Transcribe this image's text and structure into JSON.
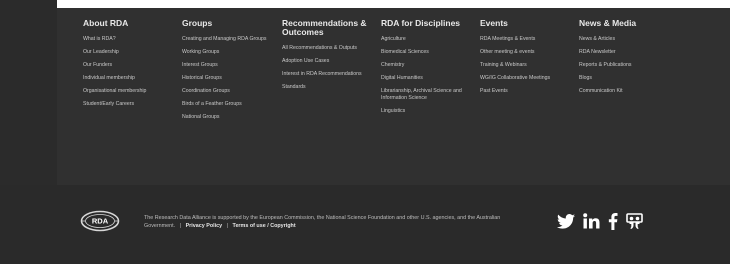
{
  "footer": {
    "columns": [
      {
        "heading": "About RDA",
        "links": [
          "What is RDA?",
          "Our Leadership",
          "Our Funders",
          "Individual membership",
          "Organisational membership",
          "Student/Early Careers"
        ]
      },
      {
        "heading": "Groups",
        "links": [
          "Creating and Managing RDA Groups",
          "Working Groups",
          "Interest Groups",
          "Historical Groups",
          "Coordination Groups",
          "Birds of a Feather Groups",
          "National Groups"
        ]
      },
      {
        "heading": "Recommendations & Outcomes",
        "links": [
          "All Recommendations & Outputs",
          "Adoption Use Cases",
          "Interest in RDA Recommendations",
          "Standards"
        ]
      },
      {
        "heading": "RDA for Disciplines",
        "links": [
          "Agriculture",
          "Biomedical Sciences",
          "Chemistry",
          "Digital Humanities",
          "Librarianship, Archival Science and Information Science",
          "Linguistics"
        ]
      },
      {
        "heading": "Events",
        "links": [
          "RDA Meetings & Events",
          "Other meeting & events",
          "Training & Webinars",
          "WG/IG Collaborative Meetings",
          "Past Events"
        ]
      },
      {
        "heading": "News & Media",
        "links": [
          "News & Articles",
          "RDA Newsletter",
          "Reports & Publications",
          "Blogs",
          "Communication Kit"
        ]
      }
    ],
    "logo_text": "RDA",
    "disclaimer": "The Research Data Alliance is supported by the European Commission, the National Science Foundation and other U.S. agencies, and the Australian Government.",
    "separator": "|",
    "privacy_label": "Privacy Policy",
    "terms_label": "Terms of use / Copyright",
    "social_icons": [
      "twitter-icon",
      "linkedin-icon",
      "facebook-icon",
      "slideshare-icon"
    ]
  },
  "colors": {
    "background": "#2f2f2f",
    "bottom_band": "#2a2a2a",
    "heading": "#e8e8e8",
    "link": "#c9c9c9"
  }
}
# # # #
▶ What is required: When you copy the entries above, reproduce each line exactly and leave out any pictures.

▶ Solution to this task:
Transcribe this image's text and structure into JSON.
{
  "footer": {
    "columns": [
      {
        "heading": "About RDA",
        "links": [
          "What is RDA?",
          "Our Leadership",
          "Our Funders",
          "Individual membership",
          "Organisational membership",
          "Student/Early Careers"
        ]
      },
      {
        "heading": "Groups",
        "links": [
          "Creating and Managing RDA Groups",
          "Working Groups",
          "Interest Groups",
          "Historical Groups",
          "Coordination Groups",
          "Birds of a Feather Groups",
          "National Groups"
        ]
      },
      {
        "heading": "Recommendations & Outcomes",
        "links": [
          "All Recommendations & Outputs",
          "Adoption Use Cases",
          "Interest in RDA Recommendations",
          "Standards"
        ]
      },
      {
        "heading": "RDA for Disciplines",
        "links": [
          "Agriculture",
          "Biomedical Sciences",
          "Chemistry",
          "Digital Humanities",
          "Librarianship, Archival Science and Information Science",
          "Linguistics"
        ]
      },
      {
        "heading": "Events",
        "links": [
          "RDA Meetings & Events",
          "Other meeting & events",
          "Training & Webinars",
          "WG/IG Collaborative Meetings",
          "Past Events"
        ]
      },
      {
        "heading": "News & Media",
        "links": [
          "News & Articles",
          "RDA Newsletter",
          "Reports & Publications",
          "Blogs",
          "Communication Kit"
        ]
      }
    ],
    "logo_text": "RDA",
    "disclaimer": "The Research Data Alliance is supported by the European Commission, the National Science Foundation and other U.S. agencies, and the Australian Government.",
    "separator": "|",
    "privacy_label": "Privacy Policy",
    "terms_label": "Terms of use / Copyright",
    "social_icons": [
      "twitter-icon",
      "linkedin-icon",
      "facebook-icon",
      "slideshare-icon"
    ]
  },
  "colors": {
    "background": "#2f2f2f",
    "bottom_band": "#2a2a2a",
    "heading": "#e8e8e8",
    "link": "#c9c9c9"
  }
}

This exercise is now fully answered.